◆ **TO DO**
Only lines containing "Users" are wanted from the data below. Copy those lines.

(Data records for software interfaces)
____

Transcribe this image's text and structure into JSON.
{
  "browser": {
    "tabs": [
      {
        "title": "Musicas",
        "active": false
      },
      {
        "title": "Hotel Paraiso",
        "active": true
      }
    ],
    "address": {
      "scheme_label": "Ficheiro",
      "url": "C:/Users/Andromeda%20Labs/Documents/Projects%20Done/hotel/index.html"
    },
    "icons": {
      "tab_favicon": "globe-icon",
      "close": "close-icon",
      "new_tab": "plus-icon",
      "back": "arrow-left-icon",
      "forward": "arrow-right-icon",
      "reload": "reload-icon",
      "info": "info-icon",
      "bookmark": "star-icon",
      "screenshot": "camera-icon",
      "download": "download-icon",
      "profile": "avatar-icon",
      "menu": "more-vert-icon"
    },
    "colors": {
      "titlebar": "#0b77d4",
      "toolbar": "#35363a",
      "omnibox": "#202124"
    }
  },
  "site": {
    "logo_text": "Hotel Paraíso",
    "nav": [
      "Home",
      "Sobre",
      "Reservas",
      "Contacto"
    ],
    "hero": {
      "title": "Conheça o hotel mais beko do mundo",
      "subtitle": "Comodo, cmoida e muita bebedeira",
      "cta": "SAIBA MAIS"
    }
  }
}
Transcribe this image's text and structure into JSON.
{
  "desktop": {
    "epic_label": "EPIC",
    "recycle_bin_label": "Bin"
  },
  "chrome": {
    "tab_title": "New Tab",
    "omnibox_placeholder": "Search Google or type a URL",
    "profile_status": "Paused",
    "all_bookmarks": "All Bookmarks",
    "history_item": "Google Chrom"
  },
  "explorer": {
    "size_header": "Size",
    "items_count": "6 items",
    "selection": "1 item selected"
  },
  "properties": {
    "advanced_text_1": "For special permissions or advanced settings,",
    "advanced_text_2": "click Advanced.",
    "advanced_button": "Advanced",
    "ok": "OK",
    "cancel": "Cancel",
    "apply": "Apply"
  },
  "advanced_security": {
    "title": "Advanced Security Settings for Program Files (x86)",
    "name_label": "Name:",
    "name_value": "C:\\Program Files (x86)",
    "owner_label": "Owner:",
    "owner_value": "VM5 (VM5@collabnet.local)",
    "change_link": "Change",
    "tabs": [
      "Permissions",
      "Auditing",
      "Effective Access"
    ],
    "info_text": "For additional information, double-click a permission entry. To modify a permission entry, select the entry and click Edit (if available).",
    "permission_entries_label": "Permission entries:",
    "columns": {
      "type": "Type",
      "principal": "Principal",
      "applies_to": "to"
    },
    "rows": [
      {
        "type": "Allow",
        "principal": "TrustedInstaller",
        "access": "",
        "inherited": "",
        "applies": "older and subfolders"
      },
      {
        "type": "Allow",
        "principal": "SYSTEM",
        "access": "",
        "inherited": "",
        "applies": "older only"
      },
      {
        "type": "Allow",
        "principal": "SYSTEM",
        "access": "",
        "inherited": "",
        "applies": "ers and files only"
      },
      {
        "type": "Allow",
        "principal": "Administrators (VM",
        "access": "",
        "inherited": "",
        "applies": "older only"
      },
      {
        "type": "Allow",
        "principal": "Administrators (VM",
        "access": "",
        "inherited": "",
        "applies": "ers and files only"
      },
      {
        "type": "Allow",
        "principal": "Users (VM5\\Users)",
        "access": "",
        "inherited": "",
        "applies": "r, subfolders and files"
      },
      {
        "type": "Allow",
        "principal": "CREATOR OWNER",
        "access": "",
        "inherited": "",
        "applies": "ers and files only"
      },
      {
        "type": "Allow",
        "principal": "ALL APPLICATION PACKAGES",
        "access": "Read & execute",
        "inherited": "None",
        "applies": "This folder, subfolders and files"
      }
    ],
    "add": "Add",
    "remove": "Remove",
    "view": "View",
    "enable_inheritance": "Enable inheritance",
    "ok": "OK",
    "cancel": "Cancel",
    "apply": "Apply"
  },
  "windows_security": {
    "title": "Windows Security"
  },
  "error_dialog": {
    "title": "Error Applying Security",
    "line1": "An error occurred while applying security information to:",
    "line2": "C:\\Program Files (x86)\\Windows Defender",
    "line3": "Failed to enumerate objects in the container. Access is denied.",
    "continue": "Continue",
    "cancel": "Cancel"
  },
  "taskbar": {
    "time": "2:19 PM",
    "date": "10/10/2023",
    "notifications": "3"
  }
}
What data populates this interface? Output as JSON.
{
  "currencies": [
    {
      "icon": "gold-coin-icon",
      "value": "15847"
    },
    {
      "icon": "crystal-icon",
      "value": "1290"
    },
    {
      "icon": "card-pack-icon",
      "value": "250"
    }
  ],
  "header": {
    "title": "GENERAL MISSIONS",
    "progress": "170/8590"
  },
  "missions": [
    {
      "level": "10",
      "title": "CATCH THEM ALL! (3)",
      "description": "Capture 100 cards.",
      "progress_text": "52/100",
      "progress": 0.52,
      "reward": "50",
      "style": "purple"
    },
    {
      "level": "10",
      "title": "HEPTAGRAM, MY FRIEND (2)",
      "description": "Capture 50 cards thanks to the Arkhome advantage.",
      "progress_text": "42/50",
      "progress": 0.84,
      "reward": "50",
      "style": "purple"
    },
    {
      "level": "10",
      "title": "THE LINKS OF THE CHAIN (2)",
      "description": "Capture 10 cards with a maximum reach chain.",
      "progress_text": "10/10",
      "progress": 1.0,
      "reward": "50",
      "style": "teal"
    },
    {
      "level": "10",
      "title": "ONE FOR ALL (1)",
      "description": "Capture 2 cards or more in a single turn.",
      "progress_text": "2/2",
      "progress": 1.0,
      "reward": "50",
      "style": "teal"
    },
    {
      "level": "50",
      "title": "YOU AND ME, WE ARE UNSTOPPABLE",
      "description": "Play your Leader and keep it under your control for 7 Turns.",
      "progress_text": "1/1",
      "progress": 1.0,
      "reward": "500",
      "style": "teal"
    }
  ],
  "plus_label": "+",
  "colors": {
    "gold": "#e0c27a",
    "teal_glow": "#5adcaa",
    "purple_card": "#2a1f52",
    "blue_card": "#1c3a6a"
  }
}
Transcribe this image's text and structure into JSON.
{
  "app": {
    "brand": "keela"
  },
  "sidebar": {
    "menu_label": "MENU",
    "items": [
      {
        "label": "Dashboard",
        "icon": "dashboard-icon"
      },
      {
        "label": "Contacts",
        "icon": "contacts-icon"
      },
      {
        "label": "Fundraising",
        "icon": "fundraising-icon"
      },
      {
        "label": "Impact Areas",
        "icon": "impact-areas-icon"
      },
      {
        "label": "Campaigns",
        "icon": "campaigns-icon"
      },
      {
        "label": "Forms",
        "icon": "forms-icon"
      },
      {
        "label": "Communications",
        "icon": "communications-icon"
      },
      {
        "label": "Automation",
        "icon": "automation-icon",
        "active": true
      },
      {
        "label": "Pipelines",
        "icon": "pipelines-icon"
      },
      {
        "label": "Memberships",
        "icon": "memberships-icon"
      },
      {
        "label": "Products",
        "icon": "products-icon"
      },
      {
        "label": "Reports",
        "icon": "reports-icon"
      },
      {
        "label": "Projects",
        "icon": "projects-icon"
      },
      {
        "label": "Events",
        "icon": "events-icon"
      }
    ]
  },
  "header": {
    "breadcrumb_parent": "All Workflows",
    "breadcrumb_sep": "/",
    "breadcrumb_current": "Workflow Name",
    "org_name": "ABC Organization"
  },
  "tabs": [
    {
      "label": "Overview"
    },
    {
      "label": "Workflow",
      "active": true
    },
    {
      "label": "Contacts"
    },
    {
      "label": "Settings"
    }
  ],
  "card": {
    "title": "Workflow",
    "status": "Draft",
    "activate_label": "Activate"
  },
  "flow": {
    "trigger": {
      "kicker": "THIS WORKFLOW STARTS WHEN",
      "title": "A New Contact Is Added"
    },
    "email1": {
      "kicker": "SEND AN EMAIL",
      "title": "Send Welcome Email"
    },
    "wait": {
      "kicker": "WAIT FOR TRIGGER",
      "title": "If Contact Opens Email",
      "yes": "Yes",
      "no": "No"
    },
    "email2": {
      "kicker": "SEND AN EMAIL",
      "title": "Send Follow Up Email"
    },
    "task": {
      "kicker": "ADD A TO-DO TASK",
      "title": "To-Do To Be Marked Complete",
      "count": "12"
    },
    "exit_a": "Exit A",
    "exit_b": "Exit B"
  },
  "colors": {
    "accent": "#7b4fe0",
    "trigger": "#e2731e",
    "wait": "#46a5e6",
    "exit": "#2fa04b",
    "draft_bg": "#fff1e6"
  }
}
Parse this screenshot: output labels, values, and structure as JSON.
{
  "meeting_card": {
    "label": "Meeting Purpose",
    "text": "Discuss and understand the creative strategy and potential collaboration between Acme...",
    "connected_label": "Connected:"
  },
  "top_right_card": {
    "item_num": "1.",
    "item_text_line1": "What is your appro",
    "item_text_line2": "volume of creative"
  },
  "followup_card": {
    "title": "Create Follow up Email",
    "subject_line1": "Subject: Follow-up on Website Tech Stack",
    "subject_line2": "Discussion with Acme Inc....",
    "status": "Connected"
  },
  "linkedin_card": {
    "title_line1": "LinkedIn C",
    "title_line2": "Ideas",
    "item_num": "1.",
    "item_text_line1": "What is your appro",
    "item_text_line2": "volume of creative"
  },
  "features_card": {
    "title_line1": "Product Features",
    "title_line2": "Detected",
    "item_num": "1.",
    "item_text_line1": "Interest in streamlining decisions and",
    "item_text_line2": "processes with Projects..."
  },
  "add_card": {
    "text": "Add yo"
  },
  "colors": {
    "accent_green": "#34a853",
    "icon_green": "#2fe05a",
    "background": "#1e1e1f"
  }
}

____

◆ **EXPECTED ANSWER**
      "url": "C:/Users/Andromeda%20Labs/Documents/Projects%20Done/hotel/index.html"
        "principal": "Users (VM5\\Users)",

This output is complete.